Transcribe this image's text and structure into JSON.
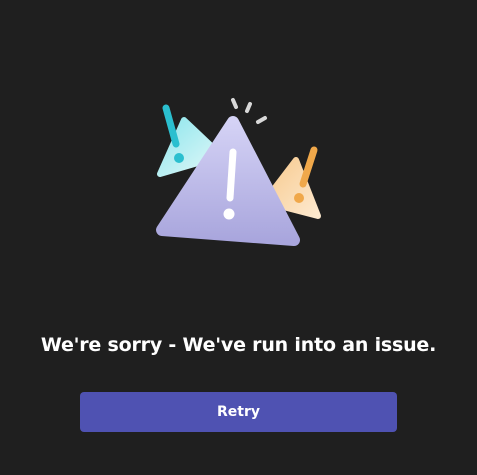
{
  "error": {
    "message": "We're sorry - We've run into an issue.",
    "retry_label": "Retry"
  },
  "illustration": {
    "icon": "warning-triangles-illustration",
    "colors": {
      "main_triangle": "#b8b6e6",
      "teal_triangle": "#bdeff0",
      "teal_accent": "#2bbfcf",
      "orange_triangle": "#fcdcb0",
      "orange_accent": "#f0a84a",
      "background": "#1f1f1f",
      "button": "#4f52b2"
    }
  }
}
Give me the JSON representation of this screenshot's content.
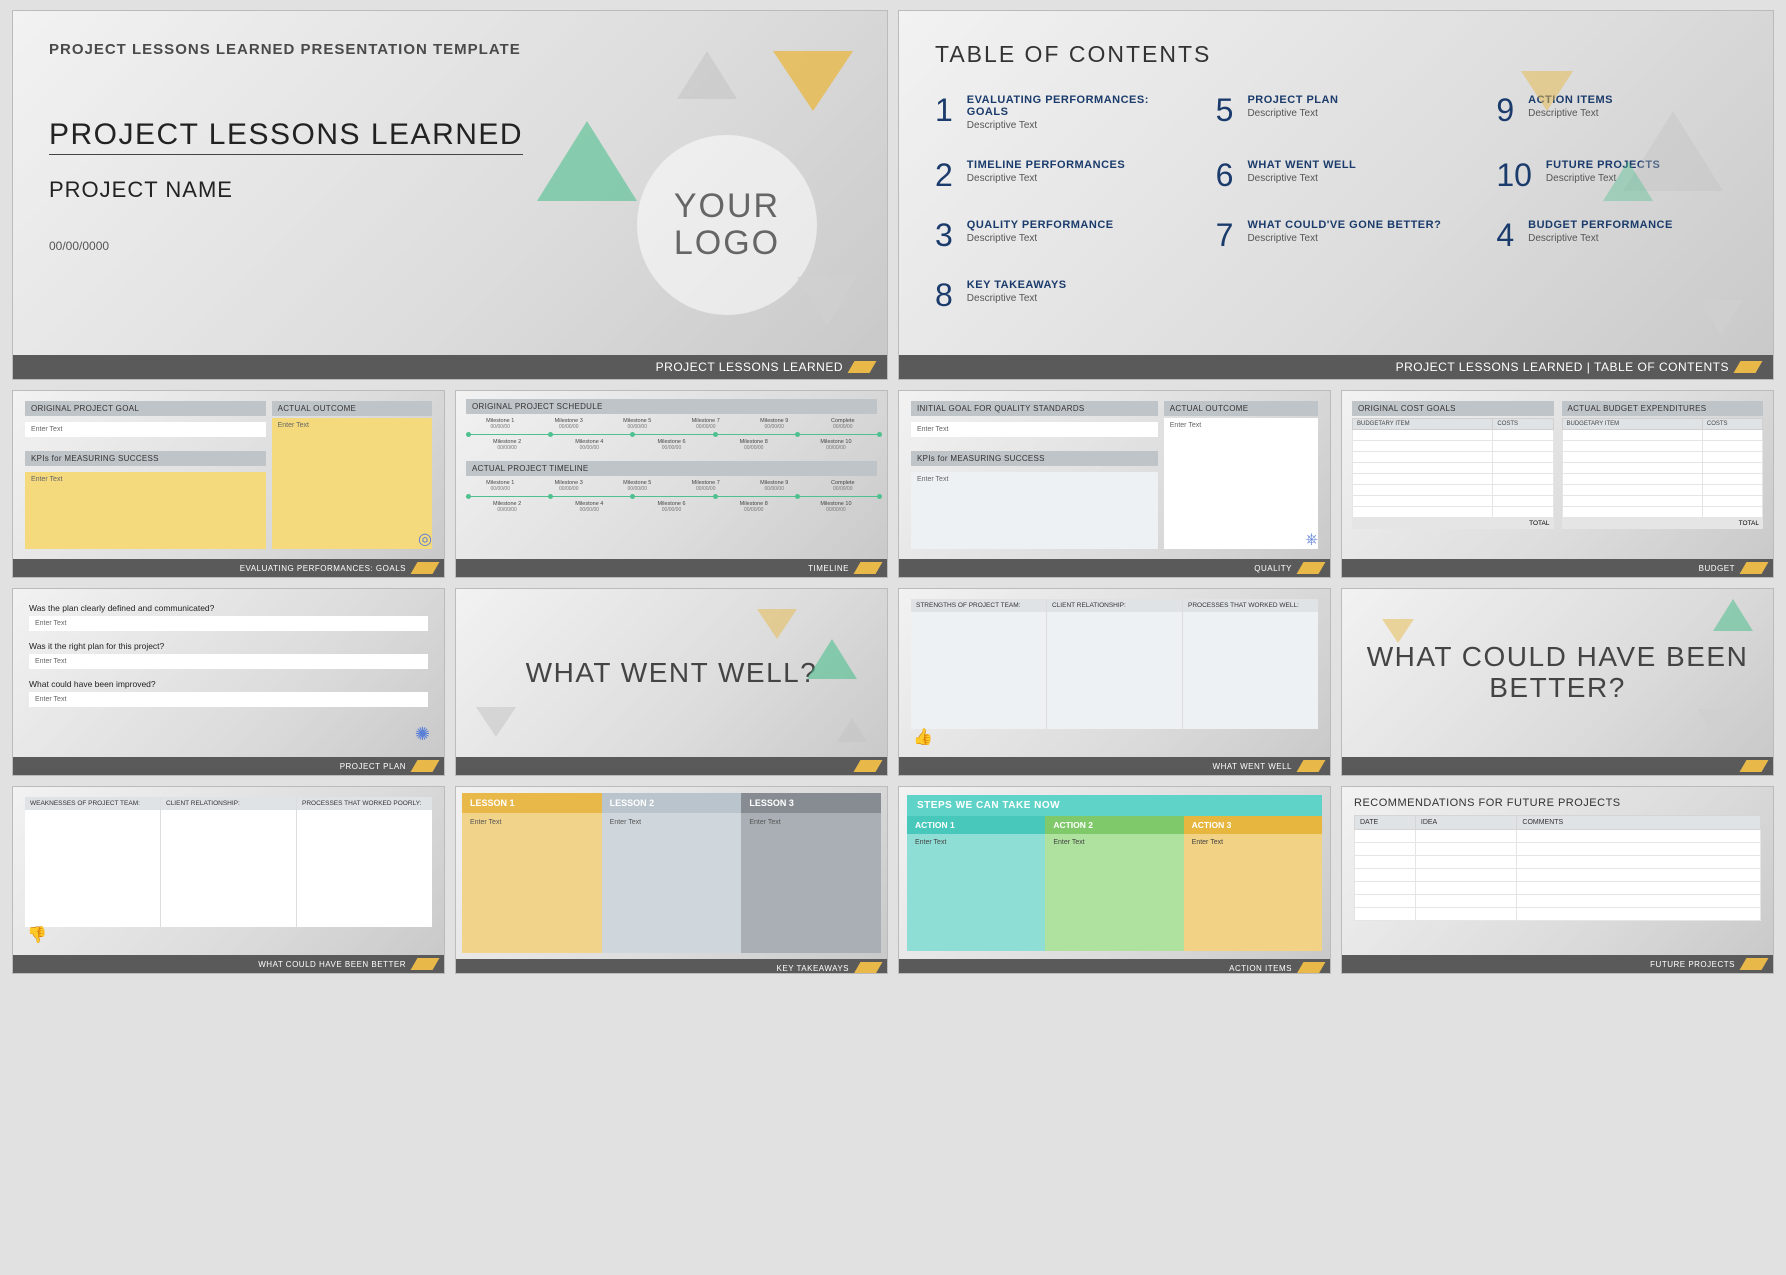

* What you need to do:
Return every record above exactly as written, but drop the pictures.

* Response box:
Transcribe this image's text and structure into JSON.
{
  "error": {
    "message": "We're sorry - We've run into an issue.",
    "retry_label": "Retry"
  },
  "illustration": {
    "icon": "warning-triangles-illustration",
    "colors": {
      "main_triangle": "#b8b6e6",
      "teal_triangle": "#bdeff0",
      "teal_accent": "#2bbfcf",
      "orange_triangle": "#fcdcb0",
      "orange_accent": "#f0a84a",
      "background": "#1f1f1f",
      "button": "#4f52b2"
    }
  }
}
Give me the JSON representation of this screenshot's content.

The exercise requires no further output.